Task directions — Say how many lines in the material below hold the word "this", and say nothing else.

** The input follows **

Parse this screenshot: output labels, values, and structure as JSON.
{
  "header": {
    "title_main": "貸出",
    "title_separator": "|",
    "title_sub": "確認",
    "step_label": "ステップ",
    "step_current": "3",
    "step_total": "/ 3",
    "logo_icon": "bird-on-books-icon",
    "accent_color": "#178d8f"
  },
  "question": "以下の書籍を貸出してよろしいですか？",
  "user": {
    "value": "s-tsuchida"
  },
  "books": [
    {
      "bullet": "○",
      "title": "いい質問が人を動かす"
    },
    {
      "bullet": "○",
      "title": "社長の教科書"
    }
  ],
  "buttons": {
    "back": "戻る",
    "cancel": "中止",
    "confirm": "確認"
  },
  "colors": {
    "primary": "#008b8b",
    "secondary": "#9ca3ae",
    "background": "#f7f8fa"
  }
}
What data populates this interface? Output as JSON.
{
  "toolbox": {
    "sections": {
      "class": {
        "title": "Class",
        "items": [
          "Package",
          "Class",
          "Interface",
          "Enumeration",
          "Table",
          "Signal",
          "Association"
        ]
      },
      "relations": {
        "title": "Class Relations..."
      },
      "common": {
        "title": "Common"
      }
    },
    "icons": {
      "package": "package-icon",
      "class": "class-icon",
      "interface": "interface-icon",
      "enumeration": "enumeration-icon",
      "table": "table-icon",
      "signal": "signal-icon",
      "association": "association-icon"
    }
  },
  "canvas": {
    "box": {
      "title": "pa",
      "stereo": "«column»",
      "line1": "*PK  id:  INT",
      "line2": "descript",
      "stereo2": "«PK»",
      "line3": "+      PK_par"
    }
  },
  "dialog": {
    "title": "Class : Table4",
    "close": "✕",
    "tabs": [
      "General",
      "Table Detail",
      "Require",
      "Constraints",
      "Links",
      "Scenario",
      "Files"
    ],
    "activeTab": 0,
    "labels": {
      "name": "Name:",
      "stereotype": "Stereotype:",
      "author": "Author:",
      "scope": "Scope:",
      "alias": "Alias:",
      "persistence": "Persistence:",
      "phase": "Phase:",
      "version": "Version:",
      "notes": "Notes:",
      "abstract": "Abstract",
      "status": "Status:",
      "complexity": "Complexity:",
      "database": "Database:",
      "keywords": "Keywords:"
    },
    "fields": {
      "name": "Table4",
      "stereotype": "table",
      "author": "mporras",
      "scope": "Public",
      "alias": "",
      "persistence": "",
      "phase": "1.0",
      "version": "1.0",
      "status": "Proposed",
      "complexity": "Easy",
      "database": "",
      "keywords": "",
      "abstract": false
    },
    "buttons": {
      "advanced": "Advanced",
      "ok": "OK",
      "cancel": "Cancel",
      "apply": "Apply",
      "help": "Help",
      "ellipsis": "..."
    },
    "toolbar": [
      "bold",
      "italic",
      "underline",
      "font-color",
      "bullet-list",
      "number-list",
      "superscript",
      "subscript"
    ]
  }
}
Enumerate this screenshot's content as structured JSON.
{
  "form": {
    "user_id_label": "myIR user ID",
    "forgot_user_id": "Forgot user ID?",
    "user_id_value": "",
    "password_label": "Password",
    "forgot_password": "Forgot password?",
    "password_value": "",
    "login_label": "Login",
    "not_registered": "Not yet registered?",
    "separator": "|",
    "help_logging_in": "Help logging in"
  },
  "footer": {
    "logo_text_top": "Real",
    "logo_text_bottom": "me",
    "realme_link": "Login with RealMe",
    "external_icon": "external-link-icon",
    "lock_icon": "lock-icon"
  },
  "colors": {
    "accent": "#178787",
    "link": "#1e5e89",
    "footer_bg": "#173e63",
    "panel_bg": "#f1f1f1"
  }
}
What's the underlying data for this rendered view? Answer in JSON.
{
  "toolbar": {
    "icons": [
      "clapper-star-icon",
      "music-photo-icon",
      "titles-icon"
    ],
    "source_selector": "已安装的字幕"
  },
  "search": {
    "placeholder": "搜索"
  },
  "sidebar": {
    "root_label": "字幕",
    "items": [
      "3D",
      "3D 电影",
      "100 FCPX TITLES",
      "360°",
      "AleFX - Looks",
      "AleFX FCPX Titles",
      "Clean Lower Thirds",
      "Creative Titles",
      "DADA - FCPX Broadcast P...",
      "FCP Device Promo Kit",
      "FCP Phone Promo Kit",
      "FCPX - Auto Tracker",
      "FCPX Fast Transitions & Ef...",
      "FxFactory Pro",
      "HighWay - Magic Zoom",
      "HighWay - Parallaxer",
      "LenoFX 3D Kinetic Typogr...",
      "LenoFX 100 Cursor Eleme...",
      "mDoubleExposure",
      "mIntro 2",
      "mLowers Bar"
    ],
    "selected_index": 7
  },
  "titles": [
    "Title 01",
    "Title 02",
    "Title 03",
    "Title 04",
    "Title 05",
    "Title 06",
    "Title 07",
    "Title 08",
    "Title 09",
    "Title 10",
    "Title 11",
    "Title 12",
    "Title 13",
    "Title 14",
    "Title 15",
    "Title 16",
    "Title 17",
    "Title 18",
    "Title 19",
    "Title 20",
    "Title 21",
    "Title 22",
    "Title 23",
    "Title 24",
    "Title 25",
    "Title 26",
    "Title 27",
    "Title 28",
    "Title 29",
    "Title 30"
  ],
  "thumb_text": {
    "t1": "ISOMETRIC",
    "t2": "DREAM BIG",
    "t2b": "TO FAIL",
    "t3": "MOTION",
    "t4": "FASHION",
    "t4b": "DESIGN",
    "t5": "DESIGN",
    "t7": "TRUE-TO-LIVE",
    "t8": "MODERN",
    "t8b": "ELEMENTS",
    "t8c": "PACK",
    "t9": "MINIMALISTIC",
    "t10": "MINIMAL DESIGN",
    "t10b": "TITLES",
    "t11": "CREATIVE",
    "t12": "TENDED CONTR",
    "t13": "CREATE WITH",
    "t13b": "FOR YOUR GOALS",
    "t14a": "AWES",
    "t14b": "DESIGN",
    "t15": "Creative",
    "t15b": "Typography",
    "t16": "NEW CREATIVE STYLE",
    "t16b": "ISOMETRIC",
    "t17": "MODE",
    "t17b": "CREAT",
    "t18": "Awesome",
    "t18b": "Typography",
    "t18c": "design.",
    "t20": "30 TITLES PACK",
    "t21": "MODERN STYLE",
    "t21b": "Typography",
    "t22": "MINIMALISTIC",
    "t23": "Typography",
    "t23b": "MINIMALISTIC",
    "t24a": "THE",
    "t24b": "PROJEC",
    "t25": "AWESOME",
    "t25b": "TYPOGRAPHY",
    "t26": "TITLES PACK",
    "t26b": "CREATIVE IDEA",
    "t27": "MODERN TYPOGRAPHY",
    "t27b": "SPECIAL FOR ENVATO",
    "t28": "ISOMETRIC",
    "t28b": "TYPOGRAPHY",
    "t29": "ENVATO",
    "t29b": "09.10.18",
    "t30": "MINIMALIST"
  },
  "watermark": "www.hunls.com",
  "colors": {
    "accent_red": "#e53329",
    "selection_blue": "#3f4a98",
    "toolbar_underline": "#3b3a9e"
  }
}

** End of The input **

Written answer — 4